Writing a Recommendation
An L1 approaches you and shares their interest in leveling up. They have asked you to write a recommendation for them. What comes next?
You are responsible for gauging their readiness for L2. This is a very important responsibility and I’d urge you not to take it lightly. Whether or not you “like” the judge, whether or not you want them to be an L2, or even if they have the potential for L2 at some point in the future should not be part of your consideration. You should only be measuring whether or not they are ready, and whether or not they are ready now.
L2 judges have a great deal of power. If they are poor mentors then they can certify unsuitable L1 candidates and completely erode a local community. If their logistics, rules, or policy knowledge is weak than they can blow up a tournament with significant prizing. These failures not only hurt the experience of players (exactly the opposite of why judges exist in the first place) but also reflect badly on you as their mentor and on the program as a whole. When someone asks you to recommend them for L2 – the onus is on them to show you they are ready, not on you to show them they aren’t.
Here’s my shorthand for sizing up L2 readiness:
- Would I recommend them to run a 1K at my local game store if I wasn’t available?
- Do I trust them to say “no” to unsuitable candidates for L1?
Let’s unpack those a bit.
The first question looks at their ability to run events. I’m looking for their sense of tournament logistics, their ability to interact positively and diplomatically with players, their rules knowledge, and their comfort with the IPG and MTR. Your assessment should include a theoretical (interview) and practical (shadowing at an event) portion.

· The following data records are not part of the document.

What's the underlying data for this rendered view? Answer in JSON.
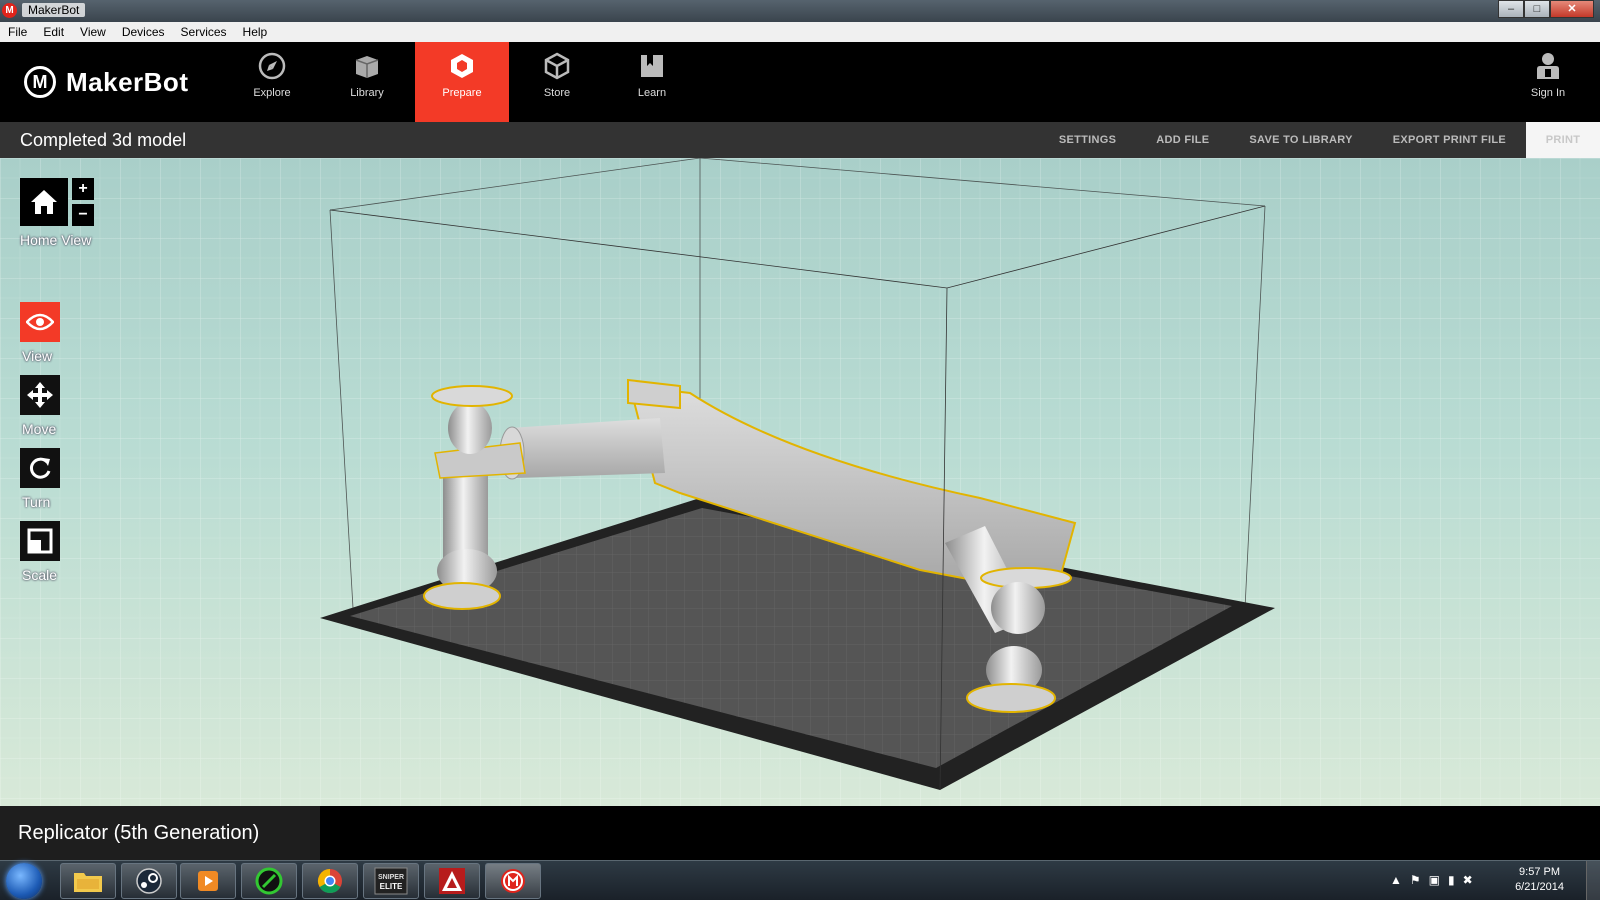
{
  "window": {
    "title": "MakerBot",
    "min": "–",
    "max": "□",
    "close": "✕"
  },
  "menu": [
    "File",
    "Edit",
    "View",
    "Devices",
    "Services",
    "Help"
  ],
  "brand": {
    "mark": "M",
    "name": "MakerBot"
  },
  "nav": {
    "items": [
      {
        "label": "Explore",
        "icon": "compass-icon"
      },
      {
        "label": "Library",
        "icon": "library-icon"
      },
      {
        "label": "Prepare",
        "icon": "prepare-icon",
        "active": true
      },
      {
        "label": "Store",
        "icon": "cube-icon"
      },
      {
        "label": "Learn",
        "icon": "book-icon"
      }
    ],
    "signin": "Sign In",
    "accent": "#f33a27"
  },
  "subbar": {
    "title": "Completed 3d model",
    "actions": {
      "settings": "SETTINGS",
      "add_file": "ADD FILE",
      "save": "SAVE TO LIBRARY",
      "export": "EXPORT PRINT FILE",
      "print": "PRINT"
    }
  },
  "tools": {
    "home": "Home View",
    "zoom_in": "+",
    "zoom_out": "−",
    "view": "View",
    "move": "Move",
    "turn": "Turn",
    "scale": "Scale"
  },
  "printer": {
    "name": "Replicator (5th Generation)"
  },
  "taskbar": {
    "apps": [
      "explorer",
      "steam",
      "media-player",
      "app-green",
      "chrome",
      "sniper-elite",
      "autodesk",
      "makerbot"
    ],
    "sniper_label": "SNIPER ELITE",
    "time": "9:57 PM",
    "date": "6/21/2014"
  }
}
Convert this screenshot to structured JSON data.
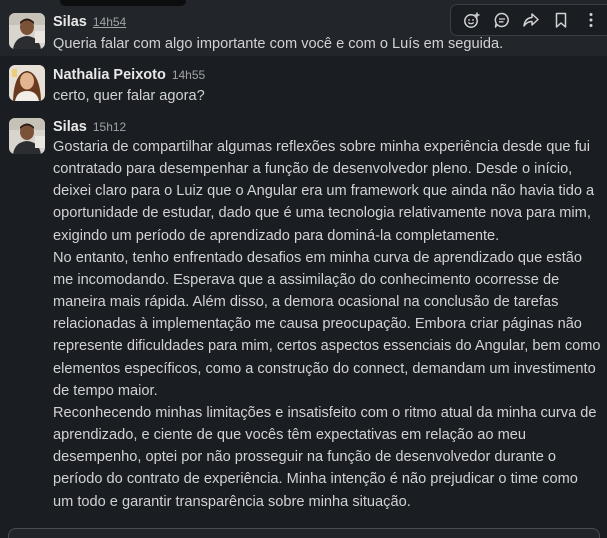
{
  "messages": [
    {
      "author": "Silas",
      "time": "14h54",
      "lines": [
        "Queria falar com algo importante com você e com o Luís em seguida."
      ]
    },
    {
      "author": "Nathalia Peixoto",
      "time": "14h55",
      "lines": [
        "certo, quer falar agora?"
      ]
    },
    {
      "author": "Silas",
      "time": "15h12",
      "lines": [
        "Gostaria de compartilhar algumas reflexões sobre minha experiência desde que fui",
        "contratado para desempenhar a função de desenvolvedor pleno. Desde o início,",
        "deixei claro para o Luiz que o Angular era um framework que ainda não havia tido a",
        "oportunidade de estudar, dado que é uma tecnologia relativamente nova para mim,",
        "exigindo um período de aprendizado para dominá-la completamente.",
        "No entanto, tenho enfrentado desafios em minha curva de aprendizado que estão",
        "me incomodando. Esperava que a assimilação do conhecimento ocorresse de",
        "maneira mais rápida. Além disso, a demora ocasional na conclusão de tarefas",
        "relacionadas à implementação me causa preocupação. Embora criar páginas não",
        "represente dificuldades para mim, certos aspectos essenciais do Angular, bem como",
        "elementos específicos, como a construção do connect, demandam um investimento",
        "de tempo maior.",
        "Reconhecendo minhas limitações e insatisfeito com o ritmo atual da minha curva de",
        "aprendizado, e ciente de que vocês têm expectativas em relação ao meu",
        "desempenho, optei por não prosseguir na função de desenvolvedor durante o",
        "período do contrato de experiência. Minha intenção é não prejudicar o time como",
        "um todo e garantir transparência sobre minha situação."
      ]
    }
  ],
  "toolbar": {
    "icons": [
      "add-reaction-icon",
      "reply-in-thread-icon",
      "forward-icon",
      "bookmark-icon",
      "more-actions-icon"
    ]
  },
  "colors": {
    "background": "#1a1d21",
    "hover_row": "#222529",
    "text": "#d1d2d3",
    "name": "#e8e8e8",
    "timestamp": "#a1a3a6"
  }
}
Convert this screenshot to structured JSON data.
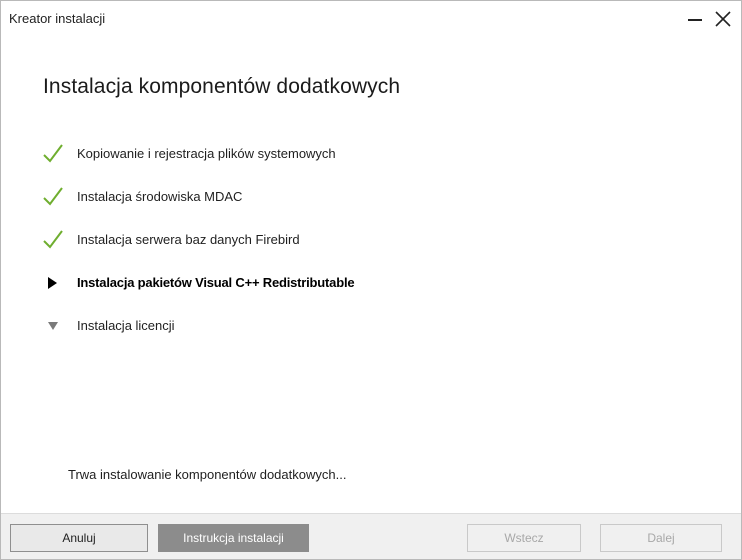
{
  "window": {
    "title": "Kreator instalacji"
  },
  "heading": "Instalacja komponentów dodatkowych",
  "steps": [
    {
      "label": "Kopiowanie i rejestracja plików systemowych",
      "state": "done",
      "icon": "checkmark-icon"
    },
    {
      "label": "Instalacja środowiska MDAC",
      "state": "done",
      "icon": "checkmark-icon"
    },
    {
      "label": "Instalacja serwera baz danych Firebird",
      "state": "done",
      "icon": "checkmark-icon"
    },
    {
      "label": "Instalacja pakietów Visual C++ Redistributable",
      "state": "in-progress",
      "icon": "play-arrow-icon"
    },
    {
      "label": "Instalacja licencji",
      "state": "pending",
      "icon": "triangle-down-icon"
    }
  ],
  "status_text": "Trwa instalowanie komponentów dodatkowych...",
  "footer": {
    "cancel_label": "Anuluj",
    "guide_label": "Instrukcja instalacji",
    "back_label": "Wstecz",
    "next_label": "Dalej"
  },
  "colors": {
    "check": "#6fae2f",
    "active_arrow": "#000000",
    "pending_arrow": "#7a7a7a",
    "guide_button_bg": "#8c8c8c",
    "footer_bg": "#f0f0f0"
  }
}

The second question is about their ability to identify both suitable and unsuitable candidates for L1. Mentorship at the L2 level is more of a “nice to have” than a “need to have”, but it definitely is nice to have! Do they know what the requirements are for L1? Can they make an educated guess as to why each requirement is important? I like questions like “Tell me about a local player you think would make a terrible judge”. Try and stick to specific questions about their experience rather than theoretical questions. For example, a worse version of the above question would be “Describe a hypothetical player that would not be a good candidate for L1”. That kind of hypothetical is easy to “bs”, and you’ll get much more interesting responses if your questions challenge them to talk about something specific to their experience.
Once you have a good read on these two qualities it’s time to make a decision. Would you recommend this judge for L2? If yes, then spend some time talking to them and write up the review in JudgeApps! If no, then spend some time talking with them, write a review in JudgeApps and be sure to include productive suggestions on where the goal is, how far they are from it, and how they might cross it.
A good recommendation, like a good review, is specific, thorough, and grounded in your experience with the candidate.
If your recommending judge gives you the green light – congratulations! Keep plugging at the other requirements (hint: whatever event you end up judging can also be the source of your tournament report and if you review the evaluating judge you’re mostly there!) and start thinking about where you can get an L2 test in front of you. You can reach out to me (firstname.lastname@example.org) or connect with your local L3 or L2.
Good luck out there 🙂
For more help on your Road to L2, check out the previous instalments: